> **TASK PROMPT**: The reply should consist of one number, the count of lines below in which the word "کارشناس" appears.

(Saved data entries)
=== Section Start ===
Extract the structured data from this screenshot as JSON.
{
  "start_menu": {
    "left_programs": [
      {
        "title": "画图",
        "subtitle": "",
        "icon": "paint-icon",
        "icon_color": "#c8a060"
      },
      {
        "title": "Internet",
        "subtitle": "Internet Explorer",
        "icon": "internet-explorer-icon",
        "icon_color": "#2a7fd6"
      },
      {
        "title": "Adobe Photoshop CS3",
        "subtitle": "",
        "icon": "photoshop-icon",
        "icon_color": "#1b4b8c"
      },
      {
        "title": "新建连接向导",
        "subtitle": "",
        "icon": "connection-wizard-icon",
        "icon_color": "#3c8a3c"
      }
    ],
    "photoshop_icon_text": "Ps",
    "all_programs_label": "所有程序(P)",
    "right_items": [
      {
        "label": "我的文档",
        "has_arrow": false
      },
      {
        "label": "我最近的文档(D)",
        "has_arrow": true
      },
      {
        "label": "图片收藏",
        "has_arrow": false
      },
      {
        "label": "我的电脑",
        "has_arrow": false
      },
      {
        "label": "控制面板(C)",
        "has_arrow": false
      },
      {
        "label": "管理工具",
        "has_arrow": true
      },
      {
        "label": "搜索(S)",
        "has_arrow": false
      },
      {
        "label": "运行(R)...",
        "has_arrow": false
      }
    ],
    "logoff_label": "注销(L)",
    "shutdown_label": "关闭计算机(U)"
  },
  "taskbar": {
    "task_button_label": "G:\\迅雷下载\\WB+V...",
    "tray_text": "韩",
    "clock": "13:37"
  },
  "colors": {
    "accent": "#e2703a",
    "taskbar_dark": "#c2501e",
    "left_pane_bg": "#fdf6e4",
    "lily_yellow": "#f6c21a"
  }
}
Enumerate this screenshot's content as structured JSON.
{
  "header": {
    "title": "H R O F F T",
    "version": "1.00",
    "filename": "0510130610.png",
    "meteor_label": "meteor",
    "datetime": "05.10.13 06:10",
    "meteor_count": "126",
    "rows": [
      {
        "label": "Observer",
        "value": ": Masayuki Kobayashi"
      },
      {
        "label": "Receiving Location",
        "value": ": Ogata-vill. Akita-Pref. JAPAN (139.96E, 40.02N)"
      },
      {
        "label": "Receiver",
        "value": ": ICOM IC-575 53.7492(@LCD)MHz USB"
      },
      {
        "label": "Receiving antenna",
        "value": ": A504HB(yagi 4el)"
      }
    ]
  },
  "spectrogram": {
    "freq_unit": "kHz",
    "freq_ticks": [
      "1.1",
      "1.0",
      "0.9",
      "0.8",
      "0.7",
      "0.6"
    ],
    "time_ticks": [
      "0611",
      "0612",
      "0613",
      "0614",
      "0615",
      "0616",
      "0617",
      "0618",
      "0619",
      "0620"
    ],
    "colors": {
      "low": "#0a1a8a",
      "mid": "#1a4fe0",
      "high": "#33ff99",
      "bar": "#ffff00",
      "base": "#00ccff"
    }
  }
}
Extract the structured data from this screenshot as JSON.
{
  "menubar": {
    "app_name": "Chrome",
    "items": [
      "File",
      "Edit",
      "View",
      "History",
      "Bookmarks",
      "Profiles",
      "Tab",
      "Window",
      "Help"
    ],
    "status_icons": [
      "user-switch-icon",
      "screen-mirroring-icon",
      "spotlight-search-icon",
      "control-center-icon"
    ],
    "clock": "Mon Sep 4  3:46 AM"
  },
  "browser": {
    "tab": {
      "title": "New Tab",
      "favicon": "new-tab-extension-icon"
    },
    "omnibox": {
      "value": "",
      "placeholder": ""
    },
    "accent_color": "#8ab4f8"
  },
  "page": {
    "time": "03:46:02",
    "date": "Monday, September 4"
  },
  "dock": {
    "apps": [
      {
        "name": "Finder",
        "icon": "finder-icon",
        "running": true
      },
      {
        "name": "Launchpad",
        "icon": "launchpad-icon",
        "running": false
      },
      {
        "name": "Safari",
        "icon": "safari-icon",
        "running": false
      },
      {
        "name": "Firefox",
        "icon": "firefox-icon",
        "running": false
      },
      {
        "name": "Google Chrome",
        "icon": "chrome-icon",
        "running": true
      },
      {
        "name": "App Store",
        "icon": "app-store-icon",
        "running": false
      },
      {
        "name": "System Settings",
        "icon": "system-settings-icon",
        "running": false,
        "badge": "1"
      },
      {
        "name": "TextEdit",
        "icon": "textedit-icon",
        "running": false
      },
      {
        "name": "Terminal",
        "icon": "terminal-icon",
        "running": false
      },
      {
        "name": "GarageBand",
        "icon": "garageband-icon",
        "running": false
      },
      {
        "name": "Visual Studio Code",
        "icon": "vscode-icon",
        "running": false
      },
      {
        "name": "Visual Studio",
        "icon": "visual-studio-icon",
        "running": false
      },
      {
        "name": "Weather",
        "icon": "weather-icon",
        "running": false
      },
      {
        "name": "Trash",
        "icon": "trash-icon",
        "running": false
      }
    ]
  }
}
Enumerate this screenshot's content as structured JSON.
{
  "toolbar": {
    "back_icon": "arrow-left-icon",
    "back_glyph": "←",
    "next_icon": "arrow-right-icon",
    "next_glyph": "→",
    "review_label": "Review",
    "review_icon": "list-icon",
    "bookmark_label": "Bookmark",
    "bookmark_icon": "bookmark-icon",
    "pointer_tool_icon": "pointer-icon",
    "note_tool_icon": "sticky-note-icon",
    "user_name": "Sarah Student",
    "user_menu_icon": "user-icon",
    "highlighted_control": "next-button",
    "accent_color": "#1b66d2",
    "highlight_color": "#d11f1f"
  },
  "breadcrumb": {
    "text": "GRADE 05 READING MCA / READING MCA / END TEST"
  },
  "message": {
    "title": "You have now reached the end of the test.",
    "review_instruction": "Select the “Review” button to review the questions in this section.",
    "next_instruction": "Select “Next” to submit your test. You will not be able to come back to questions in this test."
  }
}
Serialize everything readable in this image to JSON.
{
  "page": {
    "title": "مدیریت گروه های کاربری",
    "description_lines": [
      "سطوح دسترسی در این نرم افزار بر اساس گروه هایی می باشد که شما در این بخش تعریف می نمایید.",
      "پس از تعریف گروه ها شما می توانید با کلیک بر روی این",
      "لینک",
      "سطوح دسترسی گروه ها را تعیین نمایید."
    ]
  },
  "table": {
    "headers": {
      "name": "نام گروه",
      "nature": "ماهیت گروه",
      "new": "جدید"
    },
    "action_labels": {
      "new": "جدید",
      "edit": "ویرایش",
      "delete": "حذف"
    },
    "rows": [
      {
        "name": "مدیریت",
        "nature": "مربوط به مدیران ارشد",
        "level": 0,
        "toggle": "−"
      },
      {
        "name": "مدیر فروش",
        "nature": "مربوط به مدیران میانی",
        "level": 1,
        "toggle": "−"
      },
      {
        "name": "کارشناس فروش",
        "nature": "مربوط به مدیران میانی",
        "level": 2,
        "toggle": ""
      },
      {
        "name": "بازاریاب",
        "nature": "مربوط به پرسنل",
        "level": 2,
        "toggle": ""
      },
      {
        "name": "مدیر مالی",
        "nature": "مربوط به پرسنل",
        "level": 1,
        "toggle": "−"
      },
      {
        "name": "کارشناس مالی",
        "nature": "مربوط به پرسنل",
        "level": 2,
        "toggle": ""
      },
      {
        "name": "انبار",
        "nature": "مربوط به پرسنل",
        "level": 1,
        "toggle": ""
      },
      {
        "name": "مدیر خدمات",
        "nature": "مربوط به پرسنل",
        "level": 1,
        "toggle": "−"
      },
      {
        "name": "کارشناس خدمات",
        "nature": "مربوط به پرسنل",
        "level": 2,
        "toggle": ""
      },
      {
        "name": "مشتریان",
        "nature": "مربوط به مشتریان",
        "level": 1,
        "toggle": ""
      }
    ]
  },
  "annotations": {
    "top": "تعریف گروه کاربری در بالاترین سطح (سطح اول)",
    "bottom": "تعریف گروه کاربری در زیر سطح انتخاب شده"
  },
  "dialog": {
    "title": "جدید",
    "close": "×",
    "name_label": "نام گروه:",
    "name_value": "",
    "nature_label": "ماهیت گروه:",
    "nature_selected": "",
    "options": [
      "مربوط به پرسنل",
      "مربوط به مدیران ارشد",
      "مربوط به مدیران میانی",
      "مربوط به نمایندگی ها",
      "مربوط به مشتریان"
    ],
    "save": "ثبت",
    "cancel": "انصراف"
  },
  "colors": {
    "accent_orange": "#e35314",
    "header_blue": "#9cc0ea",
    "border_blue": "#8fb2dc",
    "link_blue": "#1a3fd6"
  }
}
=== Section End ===
> **WRITTEN ANSWER**: 3